- February 19: Sidelined from throwing with an inflamed nerve in right biceps.
- March 10: Optioned to AAA Jacksonville.
- April 12: Reported to be throwing from 75 feet.
- May 4: Completes 20-pitch bullpen session after throwing from 105 feet for the past two weeks.
- June 2: Throws 35 pitches over two innings in extended spring game.
- June 6: Pitches three scoreless innings at Low-A Jupiter.
- June 20: Rehab moved to AA Pensacola, striking out 7 and allowing 1 run over 4 1⁄3 innings.
- July 13: Promoted to AAA Jacksonville.
- August 25: Recalled from AAA to make debut against Washington.
- August 26: Allows 3 runs over 6 1⁄3 innings in 4-3 win, walking 2 and earning a no-decision.
- September 12: Departed start against Atlanta after 3 2⁄3 innings with a sore big right toe.
- September 30: Removed from start against the Mets due to a blister on right middle finger.
By the Numbers
Assessing Edward Cabrera’s 2021 season doesn’t do justice to the potential the young right-hander possesses.
In 26 1⁄3 innings over 7 starts, Cabrera finished 0-3 with an ERA of 5.81. His 19 walks contributed greatly to a 6.63 FIP. He was constantly working with traffic on the basepaths (1.633 WHIP).
But how much stock do you put into these numbers considering the recurring injuries—right biceps inflammation, a toe injury, and a season-ending blister issue—that hung over Cabrera all season long?
After all, these injuries limited Cabrera to just 87 2⁄3 innings across A, AA, AAA and The Show this past season.
Prior to getting the call to make his debut in late August, Cabrera had been among Minor League Baseball’s most effective pitchers, posting a 2.93 ERA over 61 1⁄3 innings, in which he struck out 92 hitters (13.5 K/9). And while peripheral metrics discount the importance of ERA to an extent, it is important to note, should one still be filled with concern about how Cabrera projects, that his ERA gradually increased with each promotion in 2021.
Cabrera’s pitch mix is led by a high-90s fastball that finished in the 92nd percentile in average velocity, according to Baseball Savant. His slider has top-of-the-scale 80 grade potential, per FanGraphs—big league hitters hit just .083 with a .167 slugging percentage and 39.6% whiff rate against it in 2021.
The weak link of Cabrera’s repertoire right now is his changeup. By weighted on-base average (.647 wOBA), it generated some of the worst results of any individual MLB pitch.

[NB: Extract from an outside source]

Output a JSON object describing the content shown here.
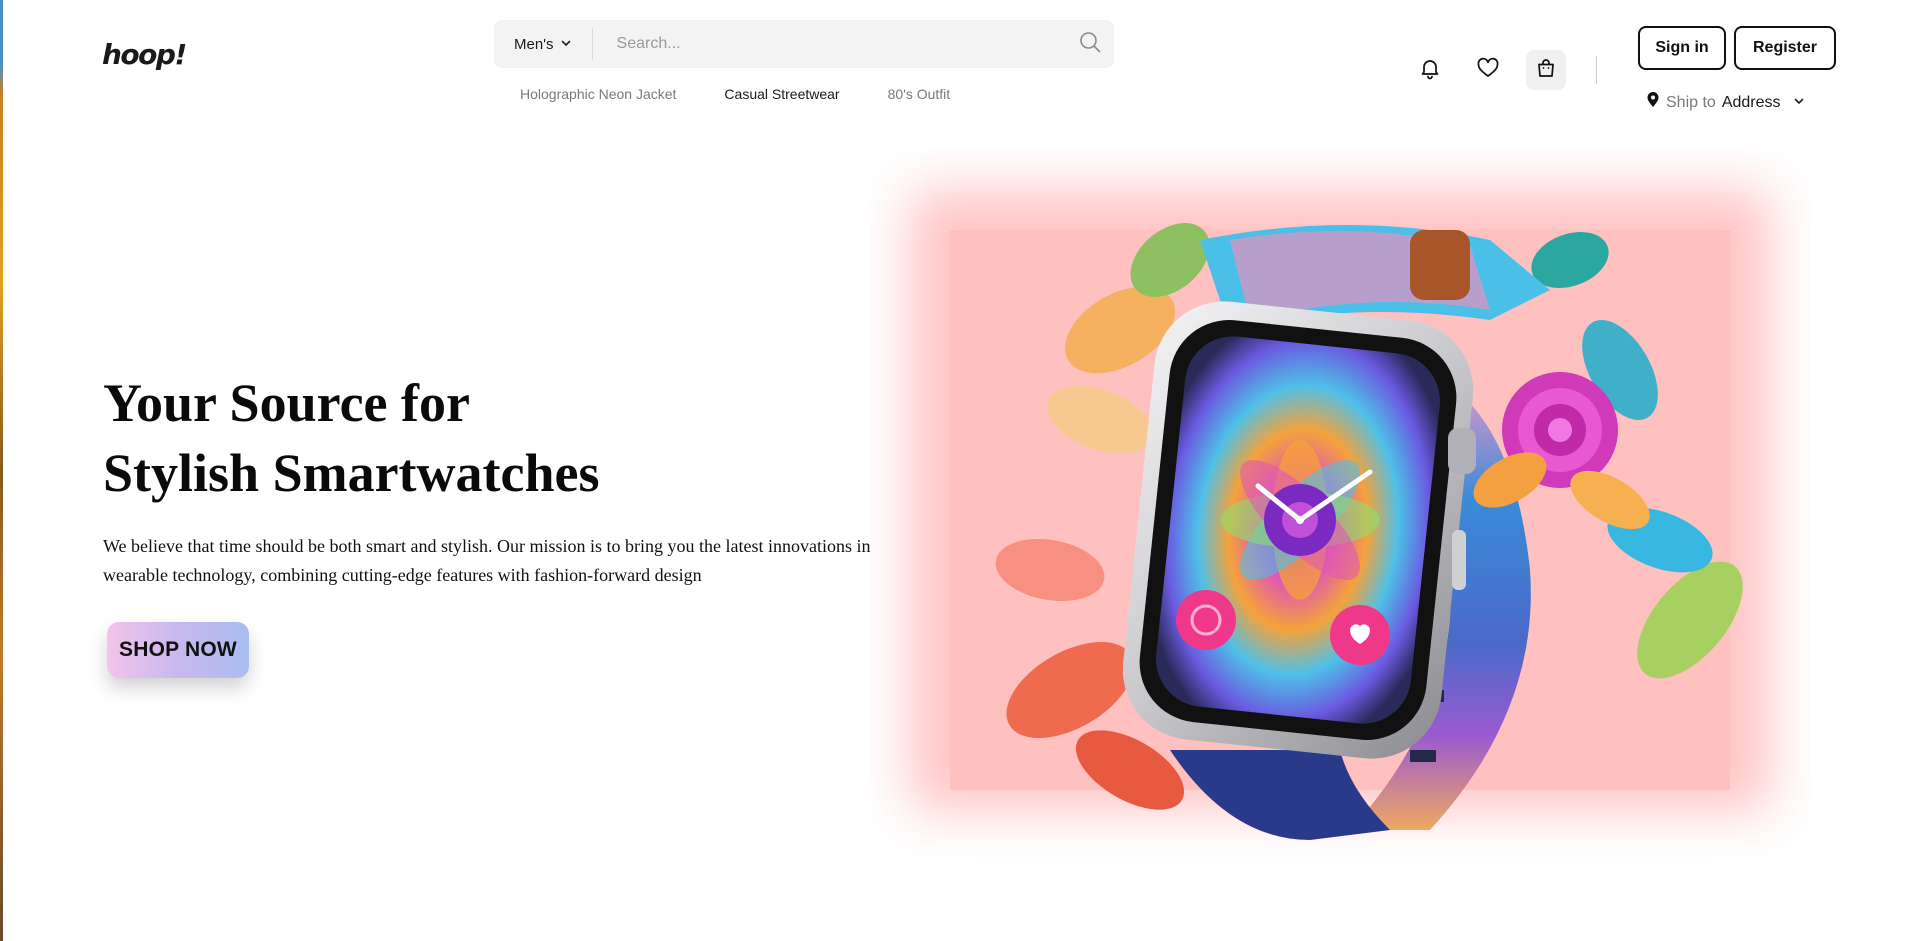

Edward Cabrera strikes out Kevin Newman, Bryan Reynolds and Yoshi Tsutsugo, all on breaking balls pic.twitter.com/9dxj843ysc— Fish Stripes (@fishstripes) September 18, 2021
Marlins No. 2 prospect Edward Cabrera was quality in his MLB debut!— Farm To Fame (@FarmToFame_) August 26, 2021
6.1 IP, 4 H, 3 ER, 3 BB, 2 K
Will Cabrera Be Back in 2022?
Absolutely. Given his projectability and the fact that the team still holds 6 years of club control, Cabrera will either continue to take his lumps or build upon his 2021 debut.
Because he threw less than 90 innings this past year, Miami could be inclined to start Cabrera in the bullpen in order to build him up as the season progresses. But should the suspect command we saw in the Majors in 2021 not sort itself out, perhaps a relief role will ultimately prove to be the best utilization of his talents. In a worst-case scenario where he’s simply ineffective, the Marlins still hold a minor league option on him.